### Dataset content ###

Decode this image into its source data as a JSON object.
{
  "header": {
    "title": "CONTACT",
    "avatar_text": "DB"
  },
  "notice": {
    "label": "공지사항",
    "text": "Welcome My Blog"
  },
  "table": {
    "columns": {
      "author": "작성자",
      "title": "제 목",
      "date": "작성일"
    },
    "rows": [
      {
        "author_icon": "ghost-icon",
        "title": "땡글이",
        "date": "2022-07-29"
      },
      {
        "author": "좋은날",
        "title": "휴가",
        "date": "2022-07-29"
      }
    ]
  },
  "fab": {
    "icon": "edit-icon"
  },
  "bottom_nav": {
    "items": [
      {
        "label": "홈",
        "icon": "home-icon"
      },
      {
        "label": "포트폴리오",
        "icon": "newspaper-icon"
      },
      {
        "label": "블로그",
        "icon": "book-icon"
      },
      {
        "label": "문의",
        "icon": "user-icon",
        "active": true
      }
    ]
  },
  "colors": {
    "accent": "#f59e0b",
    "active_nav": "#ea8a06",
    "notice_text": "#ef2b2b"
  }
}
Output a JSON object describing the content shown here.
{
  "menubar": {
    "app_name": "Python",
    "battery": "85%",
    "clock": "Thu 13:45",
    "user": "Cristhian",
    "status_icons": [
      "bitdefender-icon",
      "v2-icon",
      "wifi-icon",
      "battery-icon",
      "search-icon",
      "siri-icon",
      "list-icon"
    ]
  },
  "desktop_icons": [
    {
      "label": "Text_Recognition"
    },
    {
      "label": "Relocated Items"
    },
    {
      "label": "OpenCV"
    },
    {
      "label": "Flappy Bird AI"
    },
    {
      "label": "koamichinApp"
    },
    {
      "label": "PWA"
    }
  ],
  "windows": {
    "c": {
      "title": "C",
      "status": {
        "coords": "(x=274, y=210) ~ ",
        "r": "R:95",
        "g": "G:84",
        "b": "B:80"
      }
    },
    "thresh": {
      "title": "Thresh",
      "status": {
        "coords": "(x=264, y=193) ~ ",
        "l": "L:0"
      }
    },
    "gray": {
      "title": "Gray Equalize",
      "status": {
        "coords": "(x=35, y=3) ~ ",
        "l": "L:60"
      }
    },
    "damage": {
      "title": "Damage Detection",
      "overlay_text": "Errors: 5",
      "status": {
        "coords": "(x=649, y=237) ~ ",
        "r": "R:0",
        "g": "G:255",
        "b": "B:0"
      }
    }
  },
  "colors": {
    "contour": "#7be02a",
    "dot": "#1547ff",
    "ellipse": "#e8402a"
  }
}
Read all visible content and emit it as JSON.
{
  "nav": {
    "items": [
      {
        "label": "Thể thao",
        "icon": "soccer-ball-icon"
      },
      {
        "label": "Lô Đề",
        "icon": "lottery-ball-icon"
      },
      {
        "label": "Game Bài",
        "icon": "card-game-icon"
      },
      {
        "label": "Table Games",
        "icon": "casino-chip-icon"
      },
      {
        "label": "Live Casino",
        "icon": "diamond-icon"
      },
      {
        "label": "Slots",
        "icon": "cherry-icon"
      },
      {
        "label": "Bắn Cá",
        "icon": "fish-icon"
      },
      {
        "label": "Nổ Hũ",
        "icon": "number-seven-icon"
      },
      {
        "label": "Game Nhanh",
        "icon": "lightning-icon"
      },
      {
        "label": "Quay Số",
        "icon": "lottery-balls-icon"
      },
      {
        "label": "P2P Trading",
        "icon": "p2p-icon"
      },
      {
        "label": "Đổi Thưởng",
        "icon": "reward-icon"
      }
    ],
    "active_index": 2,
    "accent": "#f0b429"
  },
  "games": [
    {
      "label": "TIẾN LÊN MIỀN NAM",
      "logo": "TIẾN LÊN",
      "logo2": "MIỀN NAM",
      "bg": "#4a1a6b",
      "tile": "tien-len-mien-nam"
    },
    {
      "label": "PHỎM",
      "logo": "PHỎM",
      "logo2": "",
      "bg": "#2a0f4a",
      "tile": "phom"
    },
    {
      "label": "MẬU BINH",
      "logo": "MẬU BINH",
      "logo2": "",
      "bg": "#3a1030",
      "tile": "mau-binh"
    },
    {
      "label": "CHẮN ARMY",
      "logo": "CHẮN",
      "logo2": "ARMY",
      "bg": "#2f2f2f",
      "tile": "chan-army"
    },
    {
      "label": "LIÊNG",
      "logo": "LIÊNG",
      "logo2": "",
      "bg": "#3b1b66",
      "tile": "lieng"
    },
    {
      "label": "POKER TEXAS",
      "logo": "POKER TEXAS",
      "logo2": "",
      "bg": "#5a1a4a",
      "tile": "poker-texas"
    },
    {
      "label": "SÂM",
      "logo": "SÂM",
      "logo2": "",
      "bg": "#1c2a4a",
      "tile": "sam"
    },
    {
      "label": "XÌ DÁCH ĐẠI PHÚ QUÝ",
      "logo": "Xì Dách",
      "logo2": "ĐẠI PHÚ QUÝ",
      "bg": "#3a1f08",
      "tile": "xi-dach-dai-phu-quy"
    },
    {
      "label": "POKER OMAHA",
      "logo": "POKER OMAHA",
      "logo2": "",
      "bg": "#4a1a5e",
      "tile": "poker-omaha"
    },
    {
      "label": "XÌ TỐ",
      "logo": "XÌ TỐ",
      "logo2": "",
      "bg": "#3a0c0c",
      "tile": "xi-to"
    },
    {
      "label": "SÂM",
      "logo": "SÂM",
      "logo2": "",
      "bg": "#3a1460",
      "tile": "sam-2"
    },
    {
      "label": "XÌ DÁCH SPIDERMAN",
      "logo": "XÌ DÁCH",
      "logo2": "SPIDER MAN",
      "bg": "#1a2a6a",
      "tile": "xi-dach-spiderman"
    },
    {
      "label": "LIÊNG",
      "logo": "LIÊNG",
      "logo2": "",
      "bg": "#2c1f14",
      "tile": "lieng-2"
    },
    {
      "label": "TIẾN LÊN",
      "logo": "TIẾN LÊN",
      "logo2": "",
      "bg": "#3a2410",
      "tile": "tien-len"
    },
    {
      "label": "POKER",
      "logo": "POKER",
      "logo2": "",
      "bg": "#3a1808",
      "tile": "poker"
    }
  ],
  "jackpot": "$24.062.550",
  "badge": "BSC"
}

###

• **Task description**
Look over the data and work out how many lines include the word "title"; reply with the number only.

• **Reply**
8